Private Equity firm Fanisi Capital will seek at least Sh4 billion from local investors as part of a Sh10 billion fund meant for regional investments in healthcare, agri-business, retail and education sectors.
This is Fanisi’s second round of capital raising, with the PE having raised Sh5 billion between 2010 and 2015 in the first fund whose proceeds were invested in companies such as Haltons Pharmacy, Kijenge Animal Products in Arusha, ProDev/Minimex Group in Rwanda, Ad Life, Hillcrest Schools and European Foods Africa Ltd.
PE funds have traditionally eyed external financiers for nearly all of their funds, but have increasingly been turning their attention to local institutional investors—especially pension funds— whose investment capacity has grown with the expansion of the economy.
“Several leading pension funds have already committed to putting money into the fund,” said Fanisi Capital managing partner Ayisi Makatiani.
Pension funds are set to become a key source of capital for funds like Fanisi following the introduction of private equity as a stand-alone investment class for the schemes.

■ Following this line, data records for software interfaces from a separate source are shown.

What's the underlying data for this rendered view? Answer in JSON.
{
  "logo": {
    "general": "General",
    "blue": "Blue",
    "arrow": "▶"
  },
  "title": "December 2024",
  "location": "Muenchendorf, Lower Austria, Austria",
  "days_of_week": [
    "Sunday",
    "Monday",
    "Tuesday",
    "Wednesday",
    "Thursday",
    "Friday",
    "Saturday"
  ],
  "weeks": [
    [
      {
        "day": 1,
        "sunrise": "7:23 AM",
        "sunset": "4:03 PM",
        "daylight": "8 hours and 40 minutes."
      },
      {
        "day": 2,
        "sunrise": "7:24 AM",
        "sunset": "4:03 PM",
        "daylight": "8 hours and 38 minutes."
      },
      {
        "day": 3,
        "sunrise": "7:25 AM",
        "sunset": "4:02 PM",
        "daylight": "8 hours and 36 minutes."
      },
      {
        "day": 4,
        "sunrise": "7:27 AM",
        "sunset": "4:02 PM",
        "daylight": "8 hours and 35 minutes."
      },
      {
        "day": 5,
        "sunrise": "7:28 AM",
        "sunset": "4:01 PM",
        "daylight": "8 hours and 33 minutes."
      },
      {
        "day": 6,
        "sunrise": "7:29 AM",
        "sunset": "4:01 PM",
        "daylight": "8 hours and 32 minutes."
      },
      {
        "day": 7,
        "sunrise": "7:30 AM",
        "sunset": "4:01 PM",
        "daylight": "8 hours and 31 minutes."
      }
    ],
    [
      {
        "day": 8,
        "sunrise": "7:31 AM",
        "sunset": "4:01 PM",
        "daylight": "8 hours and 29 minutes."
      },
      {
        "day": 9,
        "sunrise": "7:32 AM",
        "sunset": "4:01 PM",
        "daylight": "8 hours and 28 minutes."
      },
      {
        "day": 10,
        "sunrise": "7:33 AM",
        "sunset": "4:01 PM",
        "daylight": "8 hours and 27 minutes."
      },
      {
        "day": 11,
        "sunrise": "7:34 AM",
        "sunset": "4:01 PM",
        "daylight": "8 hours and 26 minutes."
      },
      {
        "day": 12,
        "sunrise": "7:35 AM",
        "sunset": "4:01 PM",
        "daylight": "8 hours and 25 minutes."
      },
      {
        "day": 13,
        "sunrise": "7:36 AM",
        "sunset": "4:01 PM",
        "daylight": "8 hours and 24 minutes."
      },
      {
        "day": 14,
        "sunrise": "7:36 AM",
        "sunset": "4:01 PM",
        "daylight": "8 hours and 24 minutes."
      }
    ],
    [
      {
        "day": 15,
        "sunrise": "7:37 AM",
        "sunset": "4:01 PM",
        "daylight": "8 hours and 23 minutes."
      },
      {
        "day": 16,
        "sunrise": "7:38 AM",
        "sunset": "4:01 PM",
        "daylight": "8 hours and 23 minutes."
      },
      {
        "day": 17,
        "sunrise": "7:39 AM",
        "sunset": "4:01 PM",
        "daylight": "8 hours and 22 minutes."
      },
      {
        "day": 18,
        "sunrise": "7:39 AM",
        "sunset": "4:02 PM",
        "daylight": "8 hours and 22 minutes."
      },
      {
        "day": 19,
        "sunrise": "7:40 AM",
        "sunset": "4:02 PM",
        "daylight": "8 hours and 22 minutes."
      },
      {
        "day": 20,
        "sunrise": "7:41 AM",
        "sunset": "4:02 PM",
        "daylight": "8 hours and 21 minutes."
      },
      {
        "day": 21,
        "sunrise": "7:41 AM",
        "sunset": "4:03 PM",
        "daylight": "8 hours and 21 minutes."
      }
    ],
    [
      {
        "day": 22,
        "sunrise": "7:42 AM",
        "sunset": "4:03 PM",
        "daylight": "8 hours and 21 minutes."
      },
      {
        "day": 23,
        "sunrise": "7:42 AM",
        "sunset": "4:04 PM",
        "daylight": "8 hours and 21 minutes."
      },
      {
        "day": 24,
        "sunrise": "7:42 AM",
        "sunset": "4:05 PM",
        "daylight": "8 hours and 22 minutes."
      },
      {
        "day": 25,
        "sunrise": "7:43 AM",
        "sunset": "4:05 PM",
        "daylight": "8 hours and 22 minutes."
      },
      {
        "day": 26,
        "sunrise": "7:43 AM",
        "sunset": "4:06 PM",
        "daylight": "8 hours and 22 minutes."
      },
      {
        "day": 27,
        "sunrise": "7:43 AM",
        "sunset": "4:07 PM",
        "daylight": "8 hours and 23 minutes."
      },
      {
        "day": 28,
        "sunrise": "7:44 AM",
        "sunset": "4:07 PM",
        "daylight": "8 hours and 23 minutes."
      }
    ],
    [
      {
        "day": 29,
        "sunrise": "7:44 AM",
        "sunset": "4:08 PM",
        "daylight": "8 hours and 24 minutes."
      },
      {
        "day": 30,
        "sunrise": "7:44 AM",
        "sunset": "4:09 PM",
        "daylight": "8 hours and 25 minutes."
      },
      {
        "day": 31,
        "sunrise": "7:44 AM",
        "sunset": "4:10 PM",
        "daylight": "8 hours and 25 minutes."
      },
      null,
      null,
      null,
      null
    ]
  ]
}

They can put up to 10 per cent of their assets in the class.
On the external side, the International Finance Corporation (IFC) plans to invest up to Sh750 million in the new fund in exchange for an equity stake not exceeding 20 per cent.
IFC had put in similar amount into the initial fund in 2010 and expects to confirm the latest investment by the beginning of next month.
Fanisi expects to have raised an initial Sh3 billion by the end of this year from both local and external investors, with the balance to be sought over the life of the 10-year fund whose proceeds will be invested across Kenya, Tanzania, Uganda and Rwanda.
Fanisi is currently 75 per cent owned by its founding investment team led by managing partner and CEO Makatiani, with the remaining 25 per cent held by rich Norwegian fund Norfund.
Fanisi typically invests between $50,000 (Sh5 million) and $15 million (Sh1.5 billion) in companies for periods of between three and six years.
According to Cytonn Investments, the increased interest of private equity firms in Kenyan and (sub-Saharan Africa) companies is due to an abundance of global capital looking for investment opportunities combined with the attractive valuations in the local private sector.
This comes amidst improved regional growth projections compared to global markets.